This move to hookless rims currently limits your tyre choices and comes with a maximum allowable pressure of just 72.5 psi (5 bar), however Zipp is confident in the benefits it introduces. That wider rim and lower running pressures bring reduced rolling resistance. The transition from the tyre to the rim is flatter for improved aerodynamics. And the lack of a bead allows for a lighter and stronger rim to be produced due to more consistent control of resin distribution.
Zipp says the wheels are fastest with 28 mm rubber, however according to the recently updated ETRTO tyre guidelines they can be run with anything from 25 to 65 mm tyres. Zipp doesn’t recommend these for mountain bike use, but the brand does say they’re well up to the task of gravel (assuming you don’t mind scratching such premium wheels).
Despite that slightly deeper and more involved rim profile, the 353 NSWs are 100 grams lighter than the already-light 303 Firecrests. In the lightest configuration (XDR freehub, no rim tape or valves), Zipp claims the 353 NSWs weigh just 1,255 g (580 g front, 675 g rear). That figure is made all the more impressive when you consider a 33 mm-deep, 26 mm-wide and tube-only wheelset like the Roval Alpinist weighs just 20-30 g less.

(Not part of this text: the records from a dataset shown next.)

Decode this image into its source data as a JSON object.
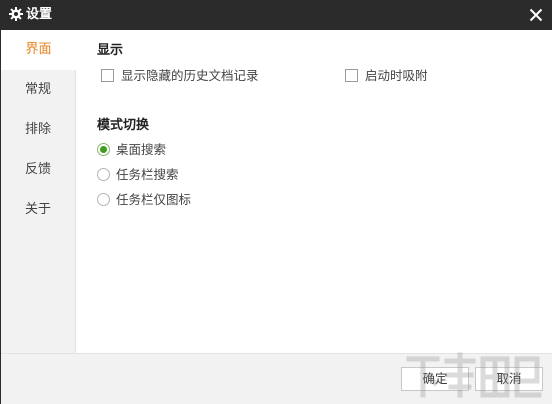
{
  "window": {
    "title": "设置",
    "title_icon": "gear-icon",
    "close_icon": "close-icon"
  },
  "sidebar": {
    "items": [
      {
        "label": "界面",
        "active": true
      },
      {
        "label": "常规",
        "active": false
      },
      {
        "label": "排除",
        "active": false
      },
      {
        "label": "反馈",
        "active": false
      },
      {
        "label": "关于",
        "active": false
      }
    ]
  },
  "display": {
    "title": "显示",
    "show_hidden_history": {
      "label": "显示隐藏的历史文档记录",
      "checked": false
    },
    "startup_snap": {
      "label": "启动时吸附",
      "checked": false
    }
  },
  "mode": {
    "title": "模式切换",
    "options": [
      {
        "label": "桌面搜索",
        "selected": true
      },
      {
        "label": "任务栏搜索",
        "selected": false
      },
      {
        "label": "任务栏仅图标",
        "selected": false
      }
    ]
  },
  "footer": {
    "confirm_label": "确定",
    "cancel_label": "取消"
  },
  "colors": {
    "titlebar": "#2b2b2b",
    "active_nav": "#e6821e",
    "radio_checked": "#3f9d1e",
    "sidebar_bg": "#f2f2f2"
  }
}
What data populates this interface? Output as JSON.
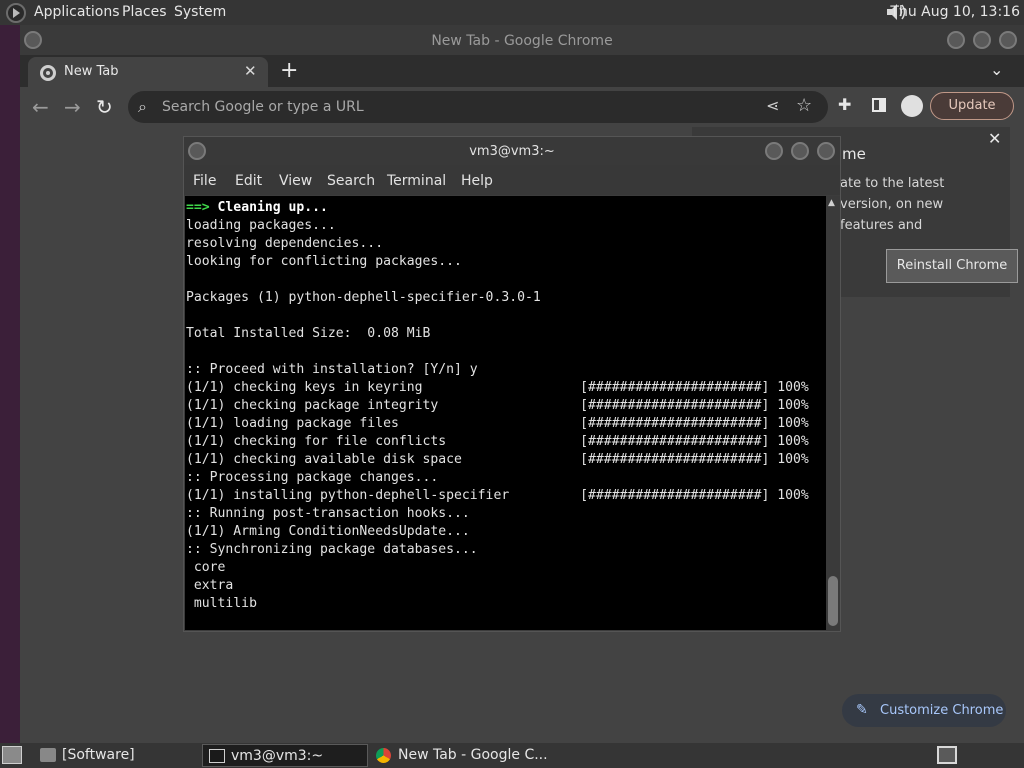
{
  "top_panel": {
    "menus": [
      "Applications",
      "Places",
      "System"
    ],
    "clock": "Thu Aug 10, 13:16"
  },
  "chrome": {
    "window_title": "New Tab - Google Chrome",
    "tab_label": "New Tab",
    "omnibox_placeholder": "Search Google or type a URL",
    "update_label": "Update",
    "bubble_title": "me",
    "bubble_body": "ate to the latest version, on new features and",
    "reinstall_label": "Reinstall Chrome",
    "customize_label": "Customize Chrome"
  },
  "terminal": {
    "title": "vm3@vm3:~",
    "menus": [
      "File",
      "Edit",
      "View",
      "Search",
      "Terminal",
      "Help"
    ],
    "heading_arrow": "==>",
    "heading_text": " Cleaning up...",
    "lines": [
      "loading packages...",
      "resolving dependencies...",
      "looking for conflicting packages...",
      "",
      "Packages (1) python-dephell-specifier-0.3.0-1",
      "",
      "Total Installed Size:  0.08 MiB",
      "",
      ":: Proceed with installation? [Y/n] y",
      "(1/1) checking keys in keyring                    [######################] 100%",
      "(1/1) checking package integrity                  [######################] 100%",
      "(1/1) loading package files                       [######################] 100%",
      "(1/1) checking for file conflicts                 [######################] 100%",
      "(1/1) checking available disk space               [######################] 100%",
      ":: Processing package changes...",
      "(1/1) installing python-dephell-specifier         [######################] 100%",
      ":: Running post-transaction hooks...",
      "(1/1) Arming ConditionNeedsUpdate...",
      ":: Synchronizing package databases...",
      " core",
      " extra",
      " multilib"
    ]
  },
  "taskbar": {
    "tasks": [
      "[Software]",
      "vm3@vm3:~",
      "New Tab - Google C..."
    ]
  }
}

A price to match
The new hoops spin with Zipp’s own updated Cognition V2 hubs which offer a re-engineered “axial clutch” freehub engagement mechanism that’s said to offer faster pick up (54T), lower friction, and improved durability versus the original Cognition hubs. Where the original Cognition hub used magnets to disengage the mechanism, the new design moves to a vastly simpler (and easier to service) Sylomer spring assembly. This new V2 hub assembly is not cross-compatible with the original Cognition hub.
Zipp laces these up with Sapim CX-Ray bladed stainless spokes and external aluminium nipples. The wheels are available with either Shimano HG or SRAM XDR freehub bodies, while Campagnolo users can order the necessary body separately.
The 353 NSWs sit at the top of the hierarchy alongside the 454 NSWs and that means there’s a hefty pricetag to match the lowly weight. Front and rear wheels are sold individually, but you can expect to pay US$4,000 / £3,200 / €3,600 / AU$6,027 for a matching pair.
No doubt the technology that’s inspired by whales but weighs more like a jellyfish is going to be unaffordable to most. If the price is frightening to you then keep in mind that Zipp also offers the vastly more affordable 303 Firecrest and the even-cheaper 303-S.
Edit: Article updated with new information about the revised rear hub.